The U.K. government now promises its new legislation will eliminate that possibility. But that doesn’t mean the ban is a useful public policy tool. First and foremost, ad bans simply do not work. The British government’s own analysis of its policy predicts it will remove a grand total of 1.7 calories from kids’ diets per day. That’s roughly the equivalent of 1/30th of an Oreo cookie.

It’s safe to assume the same policy would have similarly underwhelming results here in Canada. It won’t help reduce child obesity but it will make life more complicated for the country’s food industry. All this, just as the world enters a post-COVID economic recovery and countries like Britain and Canada need growth and investment more than ever.

The junk food ad ban was pushed through in the U.K. on the back of a sinister campaign weaponizing children’s voices. As the government wrapped up its public consultation on the proposal, it lauded a conveniently timed report supposedly highlighting the crying need for such a drastic policy intervention. The report — or “exposé,”’ as it was branded — was cooked up by Biteback 2030, a pressure group fronted by celebrity chefs and Dolce & Gabbana models. Absent hard evidence or coherent arguments for the centralization of decision-making on a matter as fundamental as what to have for dinner, it made its point by shamelessly putting interventionist politics into children’s mouths.
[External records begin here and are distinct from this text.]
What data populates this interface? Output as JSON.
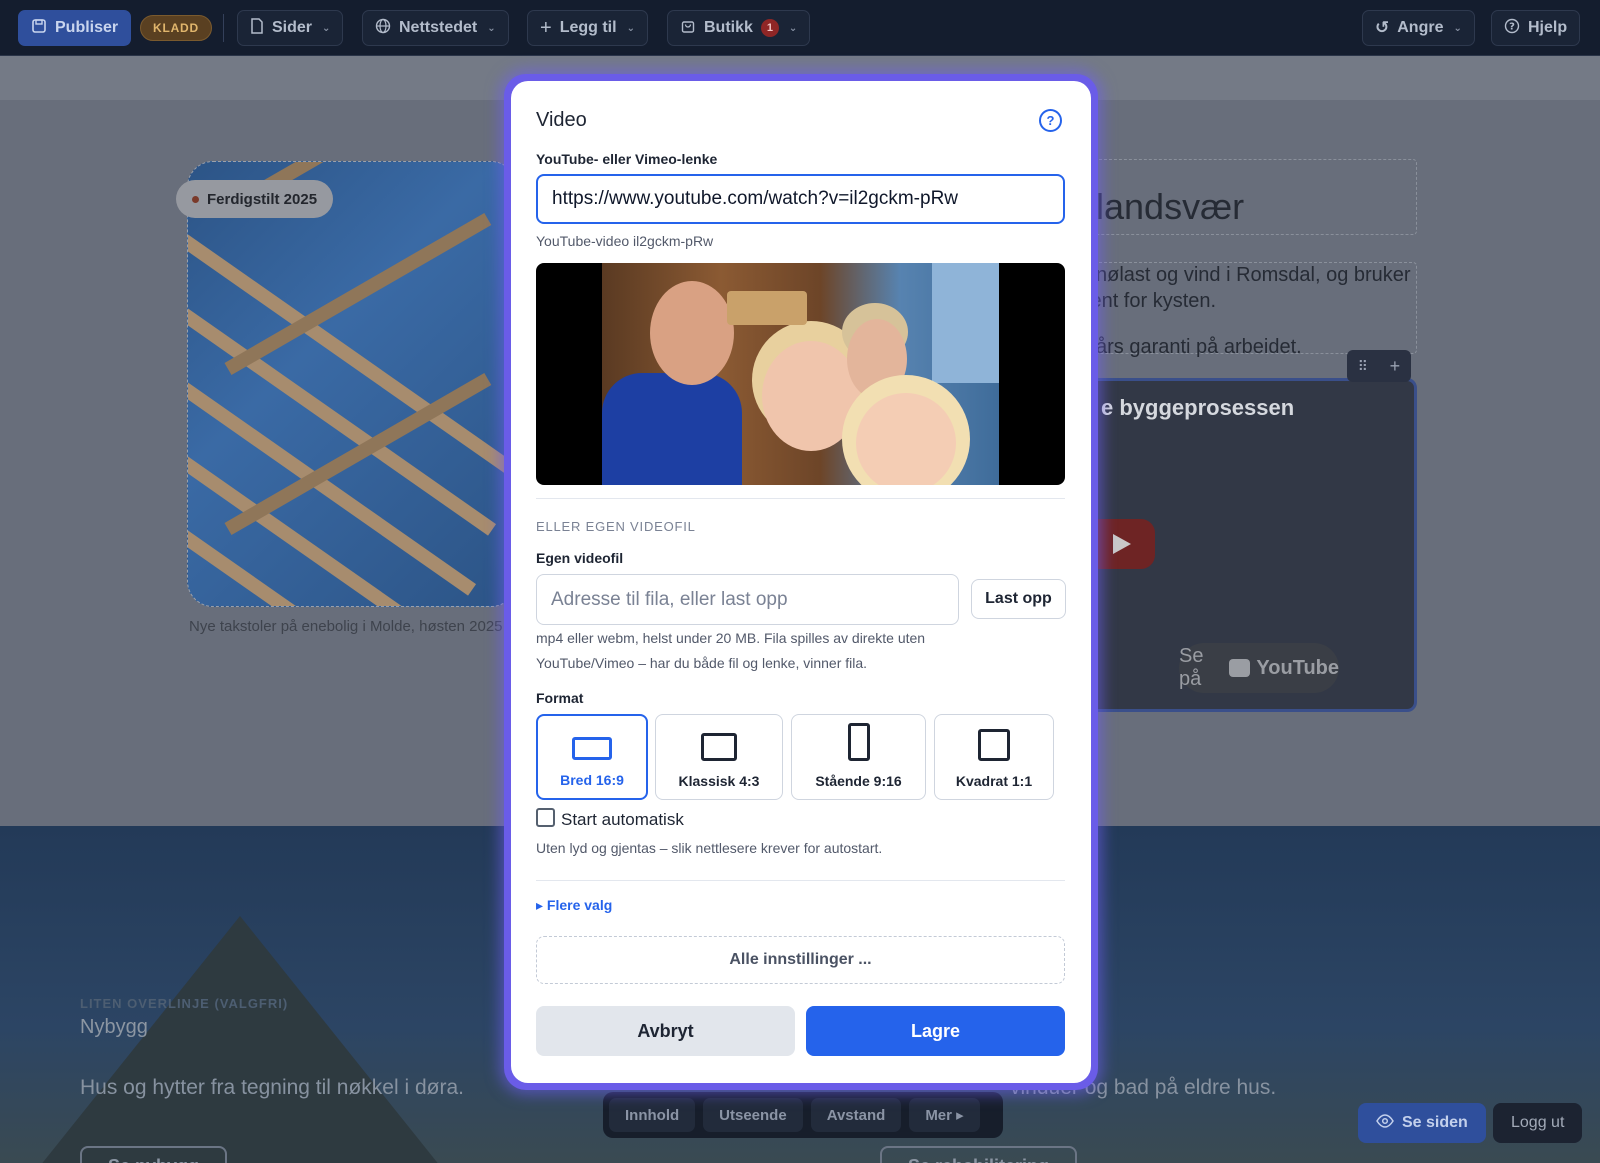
{
  "topbar": {
    "publish_label": "Publiser",
    "draft_badge": "KLADD",
    "pages_label": "Sider",
    "site_label": "Nettstedet",
    "add_label": "Legg til",
    "shop_label": "Butikk",
    "shop_count": "1",
    "undo_label": "Angre",
    "help_label": "Hjelp"
  },
  "page": {
    "photo_chip": "Ferdigstilt 2025",
    "photo_caption": "Nye takstoler på enebolig i Molde, høsten 2025",
    "heading_fragment": "tlandsvær",
    "para1_line1": "snølast og vind i Romsdal, og bruker",
    "para1_line2": "jent for kysten.",
    "para2": "i års garanti på arbeidet.",
    "video_card_title": "e byggeprosessen",
    "video_card_watch": "Se på",
    "video_card_brand": "YouTube",
    "video_card_ctrl_drag": "⠿",
    "video_card_ctrl_add": "+"
  },
  "hero": {
    "overline_placeholder": "LITEN OVERLINJE (VALGFRI)",
    "overline_value": "Nybygg",
    "left_text": "Hus og hytter fra tegning til nøkkel i døra.",
    "left_button": "Se nybygg",
    "right_text": "vinduer og bad på eldre hus.",
    "right_button": "Se rehabilitering"
  },
  "dock": {
    "tabs": [
      "Innhold",
      "Utseende",
      "Avstand",
      "Mer ▸"
    ]
  },
  "footer": {
    "view_site": "Se siden",
    "logout": "Logg ut"
  },
  "modal": {
    "title": "Video",
    "help_icon_text": "?",
    "url_label": "YouTube- eller Vimeo-lenke",
    "url_value": "https://www.youtube.com/watch?v=il2gckm-pRw",
    "url_hint": "YouTube-video il2gckm-pRw",
    "section_label": "ELLER EGEN VIDEOFIL",
    "file_label": "Egen videofil",
    "file_placeholder": "Adresse til fila, eller last opp",
    "upload_button": "Last opp",
    "file_hint_line1": "mp4 eller webm, helst under 20 MB. Fila spilles av direkte uten",
    "file_hint_line2": "YouTube/Vimeo – har du både fil og lenke, vinner fila.",
    "format_label": "Format",
    "formats": [
      {
        "label": "Bred 16:9",
        "selected": true
      },
      {
        "label": "Klassisk 4:3",
        "selected": false
      },
      {
        "label": "Stående 9:16",
        "selected": false
      },
      {
        "label": "Kvadrat 1:1",
        "selected": false
      }
    ],
    "autoplay_label": "Start automatisk",
    "autoplay_checked": false,
    "autoplay_hint": "Uten lyd og gjentas – slik nettlesere krever for autostart.",
    "more_options": "▸ Flere valg",
    "all_settings": "Alle innstillinger ...",
    "cancel_button": "Avbryt",
    "save_button": "Lagre"
  },
  "colors": {
    "accent": "#2563eb",
    "modal_ring": "#6a5ce8",
    "topbar_bg": "#141d2e"
  }
}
“I’m a 16-year-old boy,” read its introduction. “I feel like I’m being bombarded with junk food ads on my phone and on my computer. And I’m pretty sure this is getting worse.” Canadians who value free markets and individual liberties should be on the lookout for similar tactics from nanny-statists bent on drowning entire industries in red tape and consigning any notion of freedom of choice to the history books. It is incredibly paternalistic for the government to limit what advertisements adult consumers can see, as the ban would eliminate the targeted ads from all TV programming before nine p.m.

There is plenty Canada can do to fight obesity without resorting to blanket advertising bans, following the outdated playbook of trying to tax and ban things out of existence in a misguided effort to change people’s behaviour. The ban completely ignores the other half of the obesity equation, which is of course physical activity.

Obesity is a serious problem. It could even become the next pandemic. But as this junk food ad ban statement from Health Canada shows, powerful public health regulators are asleep at the wheel. They claim to be acting in Canadians’ best interest but they have nothing new to add to the policy debate.